What you should do: Should any entry hold a picture, omit that picture and copy the rest of the entry exactly.

Component data from apps and pages:

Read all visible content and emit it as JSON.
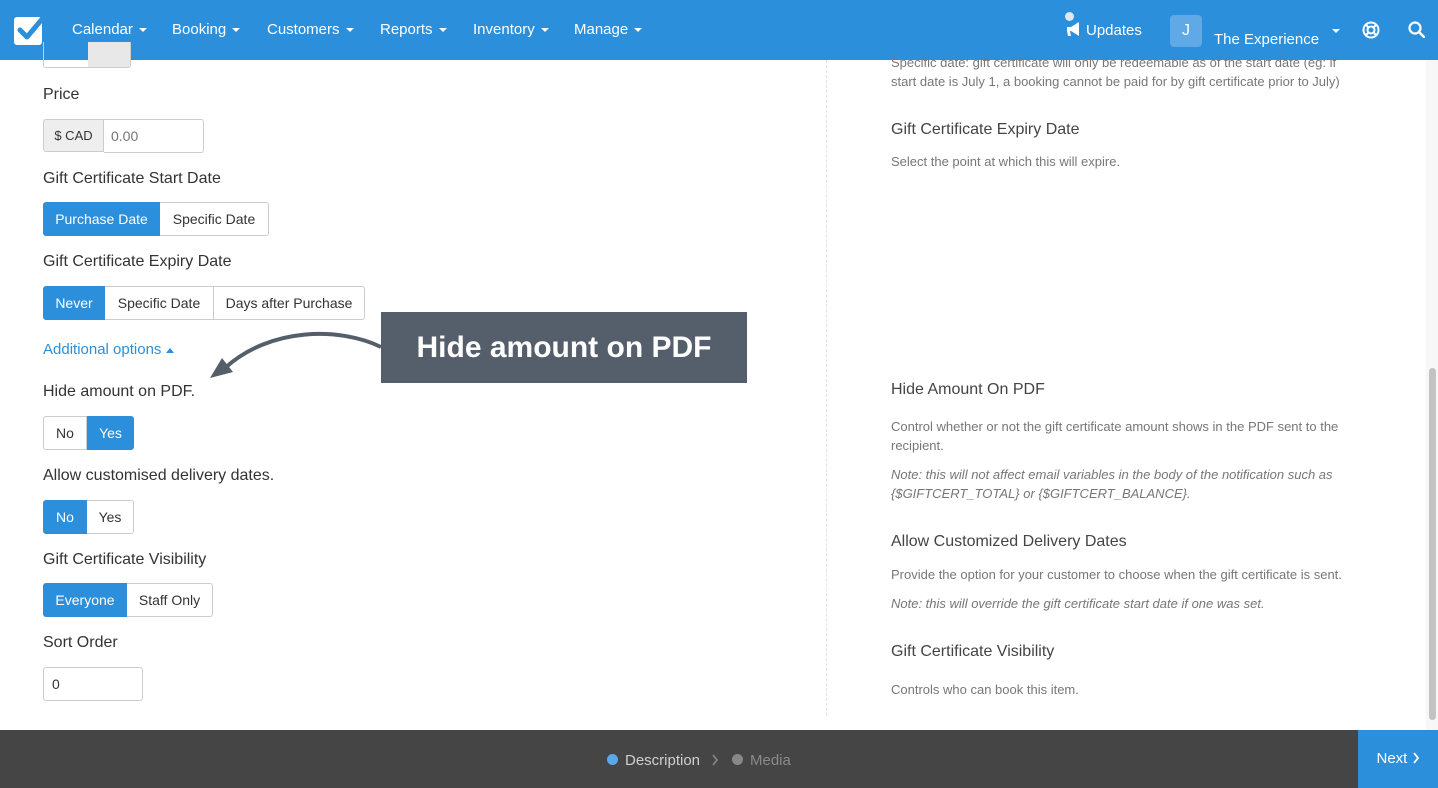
{
  "nav": {
    "items": [
      {
        "label": "Calendar"
      },
      {
        "label": "Booking"
      },
      {
        "label": "Customers"
      },
      {
        "label": "Reports"
      },
      {
        "label": "Inventory"
      },
      {
        "label": "Manage"
      }
    ],
    "updates_label": "Updates",
    "avatar_initial": "J",
    "account_name": "The Experience",
    "brand_color": "#2b8fdc"
  },
  "form": {
    "price": {
      "label": "Price",
      "currency": "$ CAD",
      "placeholder": "0.00"
    },
    "start_date": {
      "label": "Gift Certificate Start Date",
      "options": [
        "Purchase Date",
        "Specific Date"
      ],
      "selected": "Purchase Date"
    },
    "expiry_date": {
      "label": "Gift Certificate Expiry Date",
      "options": [
        "Never",
        "Specific Date",
        "Days after Purchase"
      ],
      "selected": "Never"
    },
    "additional_options": "Additional options",
    "hide_amount": {
      "label": "Hide amount on PDF.",
      "options": [
        "No",
        "Yes"
      ],
      "selected": "Yes"
    },
    "custom_delivery": {
      "label": "Allow customised delivery dates.",
      "options": [
        "No",
        "Yes"
      ],
      "selected": "No"
    },
    "visibility": {
      "label": "Gift Certificate Visibility",
      "options": [
        "Everyone",
        "Staff Only"
      ],
      "selected": "Everyone"
    },
    "sort_order": {
      "label": "Sort Order",
      "value": "0"
    }
  },
  "callout": "Hide amount on PDF",
  "help": {
    "start_date_text": "Specific date: gift certificate will only be redeemable as of the start date (eg: if start date is July 1, a booking cannot be paid for by gift certificate prior to July)",
    "expiry_title": "Gift Certificate Expiry Date",
    "expiry_text": "Select the point at which this will expire.",
    "hide_amount_title": "Hide Amount On PDF",
    "hide_amount_text": "Control whether or not the gift certificate amount shows in the PDF sent to the recipient.",
    "hide_amount_note": "Note: this will not affect email variables in the body of the notification such as {$GIFTCERT_TOTAL} or {$GIFTCERT_BALANCE}.",
    "delivery_title": "Allow Customized Delivery Dates",
    "delivery_text": "Provide the option for your customer to choose when the gift certificate is sent.",
    "delivery_note": "Note: this will override the gift certificate start date if one was set.",
    "visibility_title": "Gift Certificate Visibility",
    "visibility_text": "Controls who can book this item."
  },
  "footer": {
    "steps": [
      {
        "label": "Description",
        "status": "current"
      },
      {
        "label": "Media",
        "status": "upcoming"
      }
    ],
    "next_label": "Next"
  }
}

Written answer:
Read all visible content and emit it as JSON.
{
  "nav": {
    "items": [
      {
        "label": "Calendar"
      },
      {
        "label": "Booking"
      },
      {
        "label": "Customers"
      },
      {
        "label": "Reports"
      },
      {
        "label": "Inventory"
      },
      {
        "label": "Manage"
      }
    ],
    "updates_label": "Updates",
    "avatar_initial": "J",
    "account_name": "The Experience",
    "brand_color": "#2b8fdc"
  },
  "form": {
    "price": {
      "label": "Price",
      "currency": "$ CAD",
      "placeholder": "0.00"
    },
    "start_date": {
      "label": "Gift Certificate Start Date",
      "options": [
        "Purchase Date",
        "Specific Date"
      ],
      "selected": "Purchase Date"
    },
    "expiry_date": {
      "label": "Gift Certificate Expiry Date",
      "options": [
        "Never",
        "Specific Date",
        "Days after Purchase"
      ],
      "selected": "Never"
    },
    "additional_options": "Additional options",
    "hide_amount": {
      "label": "Hide amount on PDF.",
      "options": [
        "No",
        "Yes"
      ],
      "selected": "Yes"
    },
    "custom_delivery": {
      "label": "Allow customised delivery dates.",
      "options": [
        "No",
        "Yes"
      ],
      "selected": "No"
    },
    "visibility": {
      "label": "Gift Certificate Visibility",
      "options": [
        "Everyone",
        "Staff Only"
      ],
      "selected": "Everyone"
    },
    "sort_order": {
      "label": "Sort Order",
      "value": "0"
    }
  },
  "callout": "Hide amount on PDF",
  "help": {
    "start_date_text": "Specific date: gift certificate will only be redeemable as of the start date (eg: if start date is July 1, a booking cannot be paid for by gift certificate prior to July)",
    "expiry_title": "Gift Certificate Expiry Date",
    "expiry_text": "Select the point at which this will expire.",
    "hide_amount_title": "Hide Amount On PDF",
    "hide_amount_text": "Control whether or not the gift certificate amount shows in the PDF sent to the recipient.",
    "hide_amount_note": "Note: this will not affect email variables in the body of the notification such as {$GIFTCERT_TOTAL} or {$GIFTCERT_BALANCE}.",
    "delivery_title": "Allow Customized Delivery Dates",
    "delivery_text": "Provide the option for your customer to choose when the gift certificate is sent.",
    "delivery_note": "Note: this will override the gift certificate start date if one was set.",
    "visibility_title": "Gift Certificate Visibility",
    "visibility_text": "Controls who can book this item."
  },
  "footer": {
    "steps": [
      {
        "label": "Description",
        "status": "current"
      },
      {
        "label": "Media",
        "status": "upcoming"
      }
    ],
    "next_label": "Next"
  }
}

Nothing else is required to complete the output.